## Task directions
Every entry needs to be written out again exactly.
*** Provided records Section Begins ***
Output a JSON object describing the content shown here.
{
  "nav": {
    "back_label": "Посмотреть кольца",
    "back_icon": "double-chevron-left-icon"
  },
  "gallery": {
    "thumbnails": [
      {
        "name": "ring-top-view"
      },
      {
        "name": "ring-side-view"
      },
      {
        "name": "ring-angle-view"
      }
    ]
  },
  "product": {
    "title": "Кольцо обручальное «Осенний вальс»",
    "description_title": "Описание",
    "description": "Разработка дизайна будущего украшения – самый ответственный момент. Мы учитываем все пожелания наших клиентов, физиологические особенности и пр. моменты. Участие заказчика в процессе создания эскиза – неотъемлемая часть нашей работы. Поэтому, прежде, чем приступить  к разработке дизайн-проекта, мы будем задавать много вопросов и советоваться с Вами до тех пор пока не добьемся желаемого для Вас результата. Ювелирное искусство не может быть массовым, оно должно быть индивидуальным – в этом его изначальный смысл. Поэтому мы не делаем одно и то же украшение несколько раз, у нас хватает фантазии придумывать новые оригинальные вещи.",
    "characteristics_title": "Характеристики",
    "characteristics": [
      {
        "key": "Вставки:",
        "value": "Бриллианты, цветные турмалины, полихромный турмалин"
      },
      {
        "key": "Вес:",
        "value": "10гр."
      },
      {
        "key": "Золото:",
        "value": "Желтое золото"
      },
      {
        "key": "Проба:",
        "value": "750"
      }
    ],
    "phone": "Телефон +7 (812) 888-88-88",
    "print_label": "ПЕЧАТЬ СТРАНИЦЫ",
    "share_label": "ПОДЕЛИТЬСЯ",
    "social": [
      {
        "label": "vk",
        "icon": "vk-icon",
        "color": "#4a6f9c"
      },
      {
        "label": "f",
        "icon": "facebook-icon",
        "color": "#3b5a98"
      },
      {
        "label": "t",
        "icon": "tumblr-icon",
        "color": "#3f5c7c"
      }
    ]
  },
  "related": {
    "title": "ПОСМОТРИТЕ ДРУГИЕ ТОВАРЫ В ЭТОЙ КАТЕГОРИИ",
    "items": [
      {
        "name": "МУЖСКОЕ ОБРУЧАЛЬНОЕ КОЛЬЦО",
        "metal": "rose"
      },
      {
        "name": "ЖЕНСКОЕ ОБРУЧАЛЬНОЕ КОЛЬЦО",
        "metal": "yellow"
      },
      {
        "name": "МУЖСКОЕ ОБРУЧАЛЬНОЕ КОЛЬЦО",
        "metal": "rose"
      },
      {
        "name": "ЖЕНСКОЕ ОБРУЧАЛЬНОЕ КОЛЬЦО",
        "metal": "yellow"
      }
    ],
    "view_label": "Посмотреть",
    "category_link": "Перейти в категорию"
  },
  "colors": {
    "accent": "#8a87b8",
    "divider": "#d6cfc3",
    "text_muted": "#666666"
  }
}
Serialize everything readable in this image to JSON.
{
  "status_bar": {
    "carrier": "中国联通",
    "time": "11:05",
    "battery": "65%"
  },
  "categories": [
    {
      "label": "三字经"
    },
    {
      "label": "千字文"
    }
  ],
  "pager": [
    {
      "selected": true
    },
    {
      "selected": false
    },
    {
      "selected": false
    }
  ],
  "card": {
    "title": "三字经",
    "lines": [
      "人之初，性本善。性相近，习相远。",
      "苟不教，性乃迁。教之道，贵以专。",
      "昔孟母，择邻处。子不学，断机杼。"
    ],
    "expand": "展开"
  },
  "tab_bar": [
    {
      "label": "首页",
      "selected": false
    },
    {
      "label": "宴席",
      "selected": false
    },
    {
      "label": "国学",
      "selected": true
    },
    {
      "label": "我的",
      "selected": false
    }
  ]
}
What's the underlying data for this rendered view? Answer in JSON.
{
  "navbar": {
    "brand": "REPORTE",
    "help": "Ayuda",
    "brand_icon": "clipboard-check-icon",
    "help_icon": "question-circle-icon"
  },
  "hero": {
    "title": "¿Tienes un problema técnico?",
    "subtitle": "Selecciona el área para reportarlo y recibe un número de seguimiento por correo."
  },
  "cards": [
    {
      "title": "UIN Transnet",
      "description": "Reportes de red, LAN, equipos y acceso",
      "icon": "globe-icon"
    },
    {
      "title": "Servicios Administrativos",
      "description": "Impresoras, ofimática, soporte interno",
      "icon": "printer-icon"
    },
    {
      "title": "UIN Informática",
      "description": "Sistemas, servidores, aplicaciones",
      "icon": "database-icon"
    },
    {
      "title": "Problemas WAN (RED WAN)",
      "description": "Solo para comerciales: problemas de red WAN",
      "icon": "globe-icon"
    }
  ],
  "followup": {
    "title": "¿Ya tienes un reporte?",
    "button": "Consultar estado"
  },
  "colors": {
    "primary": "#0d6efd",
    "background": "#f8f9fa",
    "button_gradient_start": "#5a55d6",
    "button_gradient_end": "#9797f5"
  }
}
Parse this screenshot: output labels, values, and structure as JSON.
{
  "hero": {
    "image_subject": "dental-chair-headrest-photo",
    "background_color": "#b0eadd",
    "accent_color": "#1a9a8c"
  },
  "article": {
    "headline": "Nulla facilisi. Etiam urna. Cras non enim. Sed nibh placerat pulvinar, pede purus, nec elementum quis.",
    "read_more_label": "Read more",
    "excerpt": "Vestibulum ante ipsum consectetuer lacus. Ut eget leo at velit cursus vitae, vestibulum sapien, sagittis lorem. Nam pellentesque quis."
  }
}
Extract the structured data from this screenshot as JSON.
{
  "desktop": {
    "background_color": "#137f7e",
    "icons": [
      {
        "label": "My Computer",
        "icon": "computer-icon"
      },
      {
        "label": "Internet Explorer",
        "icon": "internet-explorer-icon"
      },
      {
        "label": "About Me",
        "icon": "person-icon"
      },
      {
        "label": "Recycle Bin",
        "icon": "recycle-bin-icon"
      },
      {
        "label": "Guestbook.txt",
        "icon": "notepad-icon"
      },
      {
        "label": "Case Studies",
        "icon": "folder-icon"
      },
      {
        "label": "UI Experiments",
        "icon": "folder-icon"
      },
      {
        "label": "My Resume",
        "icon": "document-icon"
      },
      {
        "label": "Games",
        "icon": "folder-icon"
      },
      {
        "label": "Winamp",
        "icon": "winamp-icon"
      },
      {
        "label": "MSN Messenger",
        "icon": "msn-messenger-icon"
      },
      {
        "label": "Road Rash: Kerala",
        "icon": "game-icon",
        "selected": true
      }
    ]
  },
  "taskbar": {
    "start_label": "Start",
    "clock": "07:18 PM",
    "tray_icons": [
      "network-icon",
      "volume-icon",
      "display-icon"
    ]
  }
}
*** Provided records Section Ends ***
## Answer space
Output a JSON object describing the content shown here.
{
  "nav": {
    "back_label": "Посмотреть кольца",
    "back_icon": "double-chevron-left-icon"
  },
  "gallery": {
    "thumbnails": [
      {
        "name": "ring-top-view"
      },
      {
        "name": "ring-side-view"
      },
      {
        "name": "ring-angle-view"
      }
    ]
  },
  "product": {
    "title": "Кольцо обручальное «Осенний вальс»",
    "description_title": "Описание",
    "description": "Разработка дизайна будущего украшения – самый ответственный момент. Мы учитываем все пожелания наших клиентов, физиологические особенности и пр. моменты. Участие заказчика в процессе создания эскиза – неотъемлемая часть нашей работы. Поэтому, прежде, чем приступить  к разработке дизайн-проекта, мы будем задавать много вопросов и советоваться с Вами до тех пор пока не добьемся желаемого для Вас результата. Ювелирное искусство не может быть массовым, оно должно быть индивидуальным – в этом его изначальный смысл. Поэтому мы не делаем одно и то же украшение несколько раз, у нас хватает фантазии придумывать новые оригинальные вещи.",
    "characteristics_title": "Характеристики",
    "characteristics": [
      {
        "key": "Вставки:",
        "value": "Бриллианты, цветные турмалины, полихромный турмалин"
      },
      {
        "key": "Вес:",
        "value": "10гр."
      },
      {
        "key": "Золото:",
        "value": "Желтое золото"
      },
      {
        "key": "Проба:",
        "value": "750"
      }
    ],
    "phone": "Телефон +7 (812) 888-88-88",
    "print_label": "ПЕЧАТЬ СТРАНИЦЫ",
    "share_label": "ПОДЕЛИТЬСЯ",
    "social": [
      {
        "label": "vk",
        "icon": "vk-icon",
        "color": "#4a6f9c"
      },
      {
        "label": "f",
        "icon": "facebook-icon",
        "color": "#3b5a98"
      },
      {
        "label": "t",
        "icon": "tumblr-icon",
        "color": "#3f5c7c"
      }
    ]
  },
  "related": {
    "title": "ПОСМОТРИТЕ ДРУГИЕ ТОВАРЫ В ЭТОЙ КАТЕГОРИИ",
    "items": [
      {
        "name": "МУЖСКОЕ ОБРУЧАЛЬНОЕ КОЛЬЦО",
        "metal": "rose"
      },
      {
        "name": "ЖЕНСКОЕ ОБРУЧАЛЬНОЕ КОЛЬЦО",
        "metal": "yellow"
      },
      {
        "name": "МУЖСКОЕ ОБРУЧАЛЬНОЕ КОЛЬЦО",
        "metal": "rose"
      },
      {
        "name": "ЖЕНСКОЕ ОБРУЧАЛЬНОЕ КОЛЬЦО",
        "metal": "yellow"
      }
    ],
    "view_label": "Посмотреть",
    "category_link": "Перейти в категорию"
  },
  "colors": {
    "accent": "#8a87b8",
    "divider": "#d6cfc3",
    "text_muted": "#666666"
  }
}
Serialize everything readable in this image to JSON.
{
  "status_bar": {
    "carrier": "中国联通",
    "time": "11:05",
    "battery": "65%"
  },
  "categories": [
    {
      "label": "三字经"
    },
    {
      "label": "千字文"
    }
  ],
  "pager": [
    {
      "selected": true
    },
    {
      "selected": false
    },
    {
      "selected": false
    }
  ],
  "card": {
    "title": "三字经",
    "lines": [
      "人之初，性本善。性相近，习相远。",
      "苟不教，性乃迁。教之道，贵以专。",
      "昔孟母，择邻处。子不学，断机杼。"
    ],
    "expand": "展开"
  },
  "tab_bar": [
    {
      "label": "首页",
      "selected": false
    },
    {
      "label": "宴席",
      "selected": false
    },
    {
      "label": "国学",
      "selected": true
    },
    {
      "label": "我的",
      "selected": false
    }
  ]
}
What's the underlying data for this rendered view? Answer in JSON.
{
  "navbar": {
    "brand": "REPORTE",
    "help": "Ayuda",
    "brand_icon": "clipboard-check-icon",
    "help_icon": "question-circle-icon"
  },
  "hero": {
    "title": "¿Tienes un problema técnico?",
    "subtitle": "Selecciona el área para reportarlo y recibe un número de seguimiento por correo."
  },
  "cards": [
    {
      "title": "UIN Transnet",
      "description": "Reportes de red, LAN, equipos y acceso",
      "icon": "globe-icon"
    },
    {
      "title": "Servicios Administrativos",
      "description": "Impresoras, ofimática, soporte interno",
      "icon": "printer-icon"
    },
    {
      "title": "UIN Informática",
      "description": "Sistemas, servidores, aplicaciones",
      "icon": "database-icon"
    },
    {
      "title": "Problemas WAN (RED WAN)",
      "description": "Solo para comerciales: problemas de red WAN",
      "icon": "globe-icon"
    }
  ],
  "followup": {
    "title": "¿Ya tienes un reporte?",
    "button": "Consultar estado"
  },
  "colors": {
    "primary": "#0d6efd",
    "background": "#f8f9fa",
    "button_gradient_start": "#5a55d6",
    "button_gradient_end": "#9797f5"
  }
}
Parse this screenshot: output labels, values, and structure as JSON.
{
  "hero": {
    "image_subject": "dental-chair-headrest-photo",
    "background_color": "#b0eadd",
    "accent_color": "#1a9a8c"
  },
  "article": {
    "headline": "Nulla facilisi. Etiam urna. Cras non enim. Sed nibh placerat pulvinar, pede purus, nec elementum quis.",
    "read_more_label": "Read more",
    "excerpt": "Vestibulum ante ipsum consectetuer lacus. Ut eget leo at velit cursus vitae, vestibulum sapien, sagittis lorem. Nam pellentesque quis."
  }
}
Extract the structured data from this screenshot as JSON.
{
  "desktop": {
    "background_color": "#137f7e",
    "icons": [
      {
        "label": "My Computer",
        "icon": "computer-icon"
      },
      {
        "label": "Internet Explorer",
        "icon": "internet-explorer-icon"
      },
      {
        "label": "About Me",
        "icon": "person-icon"
      },
      {
        "label": "Recycle Bin",
        "icon": "recycle-bin-icon"
      },
      {
        "label": "Guestbook.txt",
        "icon": "notepad-icon"
      },
      {
        "label": "Case Studies",
        "icon": "folder-icon"
      },
      {
        "label": "UI Experiments",
        "icon": "folder-icon"
      },
      {
        "label": "My Resume",
        "icon": "document-icon"
      },
      {
        "label": "Games",
        "icon": "folder-icon"
      },
      {
        "label": "Winamp",
        "icon": "winamp-icon"
      },
      {
        "label": "MSN Messenger",
        "icon": "msn-messenger-icon"
      },
      {
        "label": "Road Rash: Kerala",
        "icon": "game-icon",
        "selected": true
      }
    ]
  },
  "taskbar": {
    "start_label": "Start",
    "clock": "07:18 PM",
    "tray_icons": [
      "network-icon",
      "volume-icon",
      "display-icon"
    ]
  }
}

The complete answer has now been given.